▸ YOUR GOAL
Where in the entries below does "julietanaircalvo" appear? Copy every line that has it.

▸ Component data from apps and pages
[Start of section]
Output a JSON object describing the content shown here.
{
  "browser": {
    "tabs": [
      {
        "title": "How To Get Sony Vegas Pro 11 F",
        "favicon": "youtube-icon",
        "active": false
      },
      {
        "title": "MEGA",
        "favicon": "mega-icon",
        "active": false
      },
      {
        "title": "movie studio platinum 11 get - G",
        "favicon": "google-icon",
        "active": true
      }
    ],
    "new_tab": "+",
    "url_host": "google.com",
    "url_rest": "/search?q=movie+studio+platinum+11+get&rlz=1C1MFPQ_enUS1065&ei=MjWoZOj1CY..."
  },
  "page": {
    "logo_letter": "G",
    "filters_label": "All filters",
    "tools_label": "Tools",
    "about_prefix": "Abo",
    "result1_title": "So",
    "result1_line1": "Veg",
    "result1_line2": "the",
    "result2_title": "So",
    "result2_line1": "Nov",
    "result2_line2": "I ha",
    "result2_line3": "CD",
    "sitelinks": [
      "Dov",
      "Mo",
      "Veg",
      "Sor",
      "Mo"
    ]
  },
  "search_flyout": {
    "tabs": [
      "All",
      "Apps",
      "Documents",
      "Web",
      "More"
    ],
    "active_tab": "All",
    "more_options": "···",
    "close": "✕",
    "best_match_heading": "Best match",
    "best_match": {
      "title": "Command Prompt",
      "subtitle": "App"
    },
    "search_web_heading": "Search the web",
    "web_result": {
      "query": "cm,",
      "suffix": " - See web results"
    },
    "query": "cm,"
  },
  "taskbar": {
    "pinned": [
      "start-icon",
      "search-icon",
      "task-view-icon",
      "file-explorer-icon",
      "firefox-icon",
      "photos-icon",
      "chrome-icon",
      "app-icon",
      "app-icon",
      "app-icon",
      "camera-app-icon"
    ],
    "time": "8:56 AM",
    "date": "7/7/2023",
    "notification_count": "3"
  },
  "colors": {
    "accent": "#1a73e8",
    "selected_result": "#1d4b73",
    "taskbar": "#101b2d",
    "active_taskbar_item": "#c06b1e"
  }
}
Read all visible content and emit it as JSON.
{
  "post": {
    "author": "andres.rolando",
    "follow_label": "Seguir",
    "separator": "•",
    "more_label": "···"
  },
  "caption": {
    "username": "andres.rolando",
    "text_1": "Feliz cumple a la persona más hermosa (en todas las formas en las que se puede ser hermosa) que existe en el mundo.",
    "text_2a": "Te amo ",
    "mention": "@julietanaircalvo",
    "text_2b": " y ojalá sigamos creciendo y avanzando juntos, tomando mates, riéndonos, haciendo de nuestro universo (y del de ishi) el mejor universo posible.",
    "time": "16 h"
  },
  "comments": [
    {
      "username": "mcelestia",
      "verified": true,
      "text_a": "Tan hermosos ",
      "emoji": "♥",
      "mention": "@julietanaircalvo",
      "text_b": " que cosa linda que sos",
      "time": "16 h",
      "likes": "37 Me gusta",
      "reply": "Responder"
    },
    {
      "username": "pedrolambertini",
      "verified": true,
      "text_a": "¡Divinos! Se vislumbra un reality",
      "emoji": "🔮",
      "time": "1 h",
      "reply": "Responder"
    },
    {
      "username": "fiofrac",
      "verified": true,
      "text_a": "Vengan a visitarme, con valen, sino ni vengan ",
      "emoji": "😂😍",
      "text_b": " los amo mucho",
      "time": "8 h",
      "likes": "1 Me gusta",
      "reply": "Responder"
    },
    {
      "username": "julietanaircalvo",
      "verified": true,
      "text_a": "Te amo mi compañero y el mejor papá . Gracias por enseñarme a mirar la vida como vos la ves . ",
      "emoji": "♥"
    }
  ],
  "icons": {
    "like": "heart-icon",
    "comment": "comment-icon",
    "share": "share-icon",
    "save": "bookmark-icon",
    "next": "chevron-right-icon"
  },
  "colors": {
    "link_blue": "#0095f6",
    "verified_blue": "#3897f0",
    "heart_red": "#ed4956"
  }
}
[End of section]
▸ REPLY
    "mention": "@julietanaircalvo",
      "mention": "@julietanaircalvo",
      "username": "julietanaircalvo",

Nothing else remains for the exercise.